Each line below with the string "text" should be copied.

-- Opening Marker --

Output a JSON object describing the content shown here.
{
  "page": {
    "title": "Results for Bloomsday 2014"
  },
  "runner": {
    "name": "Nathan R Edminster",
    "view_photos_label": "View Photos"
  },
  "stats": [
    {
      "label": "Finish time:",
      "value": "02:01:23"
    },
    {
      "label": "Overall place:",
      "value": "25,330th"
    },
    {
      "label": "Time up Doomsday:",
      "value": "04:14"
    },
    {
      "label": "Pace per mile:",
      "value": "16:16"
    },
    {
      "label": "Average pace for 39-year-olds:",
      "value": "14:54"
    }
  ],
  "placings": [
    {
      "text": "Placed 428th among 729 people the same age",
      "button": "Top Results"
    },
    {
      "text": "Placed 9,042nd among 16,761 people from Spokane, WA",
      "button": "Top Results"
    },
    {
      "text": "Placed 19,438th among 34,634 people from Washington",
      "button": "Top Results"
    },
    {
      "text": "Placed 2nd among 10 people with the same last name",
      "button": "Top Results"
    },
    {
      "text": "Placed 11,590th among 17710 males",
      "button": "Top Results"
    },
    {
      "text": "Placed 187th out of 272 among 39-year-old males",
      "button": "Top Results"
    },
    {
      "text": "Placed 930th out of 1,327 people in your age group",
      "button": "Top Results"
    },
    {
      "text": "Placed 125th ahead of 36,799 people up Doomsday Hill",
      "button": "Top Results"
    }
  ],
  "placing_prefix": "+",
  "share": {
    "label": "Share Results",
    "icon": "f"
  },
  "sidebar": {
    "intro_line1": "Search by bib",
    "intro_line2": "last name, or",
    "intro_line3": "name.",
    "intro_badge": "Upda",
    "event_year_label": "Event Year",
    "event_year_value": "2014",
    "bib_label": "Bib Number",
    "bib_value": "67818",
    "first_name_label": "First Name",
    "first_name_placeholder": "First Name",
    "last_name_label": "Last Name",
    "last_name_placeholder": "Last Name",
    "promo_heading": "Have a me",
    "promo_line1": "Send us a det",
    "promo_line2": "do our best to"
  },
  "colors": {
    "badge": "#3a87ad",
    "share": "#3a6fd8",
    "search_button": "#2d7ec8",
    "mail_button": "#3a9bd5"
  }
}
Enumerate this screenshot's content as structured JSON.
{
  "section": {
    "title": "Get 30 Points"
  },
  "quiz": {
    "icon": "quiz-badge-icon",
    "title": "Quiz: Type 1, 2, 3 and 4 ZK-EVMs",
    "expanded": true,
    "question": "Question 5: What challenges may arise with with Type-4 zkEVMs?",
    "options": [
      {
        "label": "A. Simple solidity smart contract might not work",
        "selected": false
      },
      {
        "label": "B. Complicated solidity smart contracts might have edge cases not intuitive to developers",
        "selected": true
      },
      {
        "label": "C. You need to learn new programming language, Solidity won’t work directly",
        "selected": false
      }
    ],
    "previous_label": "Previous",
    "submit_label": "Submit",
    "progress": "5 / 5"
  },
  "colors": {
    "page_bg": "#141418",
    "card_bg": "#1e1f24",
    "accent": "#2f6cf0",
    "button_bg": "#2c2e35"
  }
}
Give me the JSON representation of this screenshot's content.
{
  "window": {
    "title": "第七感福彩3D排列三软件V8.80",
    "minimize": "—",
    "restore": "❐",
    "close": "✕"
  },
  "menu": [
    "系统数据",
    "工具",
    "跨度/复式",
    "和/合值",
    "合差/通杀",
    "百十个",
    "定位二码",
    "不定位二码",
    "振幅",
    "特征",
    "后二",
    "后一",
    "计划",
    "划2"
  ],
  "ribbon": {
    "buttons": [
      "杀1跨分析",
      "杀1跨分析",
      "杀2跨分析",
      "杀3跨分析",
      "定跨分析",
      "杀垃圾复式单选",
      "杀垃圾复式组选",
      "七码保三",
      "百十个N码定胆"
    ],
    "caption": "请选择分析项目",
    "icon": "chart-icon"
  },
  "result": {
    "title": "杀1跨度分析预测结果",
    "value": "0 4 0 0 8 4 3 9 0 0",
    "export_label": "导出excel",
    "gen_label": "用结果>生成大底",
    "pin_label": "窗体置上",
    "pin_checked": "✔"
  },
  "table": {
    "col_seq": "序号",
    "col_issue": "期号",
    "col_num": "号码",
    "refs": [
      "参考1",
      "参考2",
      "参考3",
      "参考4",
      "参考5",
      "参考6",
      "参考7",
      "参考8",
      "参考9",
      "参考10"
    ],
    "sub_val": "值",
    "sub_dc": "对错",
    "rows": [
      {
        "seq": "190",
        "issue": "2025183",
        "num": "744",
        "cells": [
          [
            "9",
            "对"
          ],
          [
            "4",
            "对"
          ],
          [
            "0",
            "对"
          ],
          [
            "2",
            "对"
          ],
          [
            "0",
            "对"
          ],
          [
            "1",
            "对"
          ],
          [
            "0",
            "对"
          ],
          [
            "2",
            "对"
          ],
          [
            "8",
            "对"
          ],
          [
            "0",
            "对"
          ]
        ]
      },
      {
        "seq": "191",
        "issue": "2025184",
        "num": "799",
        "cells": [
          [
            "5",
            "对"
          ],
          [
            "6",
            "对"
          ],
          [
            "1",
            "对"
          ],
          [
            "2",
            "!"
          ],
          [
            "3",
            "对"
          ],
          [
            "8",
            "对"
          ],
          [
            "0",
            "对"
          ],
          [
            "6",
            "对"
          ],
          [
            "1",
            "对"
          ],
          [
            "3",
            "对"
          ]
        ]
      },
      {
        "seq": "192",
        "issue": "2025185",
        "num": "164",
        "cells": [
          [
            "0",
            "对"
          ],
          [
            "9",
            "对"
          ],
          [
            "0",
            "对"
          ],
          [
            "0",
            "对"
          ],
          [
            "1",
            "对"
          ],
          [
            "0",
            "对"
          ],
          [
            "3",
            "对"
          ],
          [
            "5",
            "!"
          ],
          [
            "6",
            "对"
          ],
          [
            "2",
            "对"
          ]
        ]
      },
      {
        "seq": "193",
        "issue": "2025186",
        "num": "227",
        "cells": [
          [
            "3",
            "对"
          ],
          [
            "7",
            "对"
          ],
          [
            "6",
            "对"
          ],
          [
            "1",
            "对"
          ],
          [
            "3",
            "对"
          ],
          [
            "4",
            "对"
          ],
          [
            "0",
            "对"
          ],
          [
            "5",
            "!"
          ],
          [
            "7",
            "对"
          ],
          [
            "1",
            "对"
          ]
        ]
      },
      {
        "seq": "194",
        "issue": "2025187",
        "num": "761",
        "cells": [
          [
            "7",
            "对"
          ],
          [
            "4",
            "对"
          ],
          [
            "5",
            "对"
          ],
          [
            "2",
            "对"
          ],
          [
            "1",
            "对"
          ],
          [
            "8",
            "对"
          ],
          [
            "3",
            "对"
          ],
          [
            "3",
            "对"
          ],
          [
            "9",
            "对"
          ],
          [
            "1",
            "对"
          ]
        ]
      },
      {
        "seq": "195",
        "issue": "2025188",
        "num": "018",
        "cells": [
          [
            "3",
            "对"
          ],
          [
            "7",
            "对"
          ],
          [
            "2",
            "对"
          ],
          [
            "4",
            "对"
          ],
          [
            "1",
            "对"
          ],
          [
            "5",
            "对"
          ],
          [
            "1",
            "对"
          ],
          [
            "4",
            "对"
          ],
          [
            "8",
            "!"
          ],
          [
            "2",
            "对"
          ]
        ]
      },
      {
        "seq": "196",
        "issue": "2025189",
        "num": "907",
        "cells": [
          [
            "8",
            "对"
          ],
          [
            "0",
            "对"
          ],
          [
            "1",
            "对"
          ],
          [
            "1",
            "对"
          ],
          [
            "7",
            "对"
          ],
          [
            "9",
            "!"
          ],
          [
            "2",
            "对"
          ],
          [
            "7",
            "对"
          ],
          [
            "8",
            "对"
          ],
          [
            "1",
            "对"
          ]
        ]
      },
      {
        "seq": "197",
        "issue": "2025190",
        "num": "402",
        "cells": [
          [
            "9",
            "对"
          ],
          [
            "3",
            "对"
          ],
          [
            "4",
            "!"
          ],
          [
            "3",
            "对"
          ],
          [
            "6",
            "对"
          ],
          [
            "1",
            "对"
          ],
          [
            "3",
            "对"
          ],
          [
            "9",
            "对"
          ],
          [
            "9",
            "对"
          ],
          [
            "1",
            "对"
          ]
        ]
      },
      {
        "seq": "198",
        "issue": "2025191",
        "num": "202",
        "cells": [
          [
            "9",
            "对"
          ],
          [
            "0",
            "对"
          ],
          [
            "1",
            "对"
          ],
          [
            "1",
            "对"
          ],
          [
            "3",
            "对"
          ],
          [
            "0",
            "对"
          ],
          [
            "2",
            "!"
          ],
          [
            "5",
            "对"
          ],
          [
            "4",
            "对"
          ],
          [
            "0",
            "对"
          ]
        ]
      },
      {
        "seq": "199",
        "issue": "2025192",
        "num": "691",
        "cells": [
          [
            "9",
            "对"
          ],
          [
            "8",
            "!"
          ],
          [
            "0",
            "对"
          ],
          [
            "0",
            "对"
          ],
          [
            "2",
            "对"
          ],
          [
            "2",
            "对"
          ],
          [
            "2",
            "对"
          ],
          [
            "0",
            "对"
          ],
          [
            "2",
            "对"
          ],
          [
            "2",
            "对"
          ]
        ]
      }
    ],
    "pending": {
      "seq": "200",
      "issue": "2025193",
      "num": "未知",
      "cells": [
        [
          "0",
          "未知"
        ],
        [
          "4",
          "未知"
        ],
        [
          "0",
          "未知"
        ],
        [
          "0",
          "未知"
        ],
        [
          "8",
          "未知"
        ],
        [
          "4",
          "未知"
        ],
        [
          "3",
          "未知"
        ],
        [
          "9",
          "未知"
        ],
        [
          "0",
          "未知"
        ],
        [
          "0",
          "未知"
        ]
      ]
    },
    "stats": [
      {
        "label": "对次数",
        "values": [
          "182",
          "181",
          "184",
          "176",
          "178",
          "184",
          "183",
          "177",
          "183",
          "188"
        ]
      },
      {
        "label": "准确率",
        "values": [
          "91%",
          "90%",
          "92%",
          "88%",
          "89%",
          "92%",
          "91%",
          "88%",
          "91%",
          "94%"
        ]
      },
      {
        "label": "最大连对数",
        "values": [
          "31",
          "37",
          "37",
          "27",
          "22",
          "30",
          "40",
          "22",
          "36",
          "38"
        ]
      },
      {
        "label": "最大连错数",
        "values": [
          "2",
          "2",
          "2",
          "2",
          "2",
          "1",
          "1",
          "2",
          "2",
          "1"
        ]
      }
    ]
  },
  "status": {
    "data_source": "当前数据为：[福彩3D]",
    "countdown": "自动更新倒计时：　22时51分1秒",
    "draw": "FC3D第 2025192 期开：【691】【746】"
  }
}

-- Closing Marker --

Answer to this problem:
      "text": "Placed 428th among 729 people the same age",
      "text": "Placed 9,042nd among 16,761 people from Spokane, WA",
      "text": "Placed 19,438th among 34,634 people from Washington",
      "text": "Placed 2nd among 10 people with the same last name",
      "text": "Placed 11,590th among 17710 males",
      "text": "Placed 187th out of 272 among 39-year-old males",
      "text": "Placed 930th out of 1,327 people in your age group",
      "text": "Placed 125th ahead of 36,799 people up Doomsday Hill",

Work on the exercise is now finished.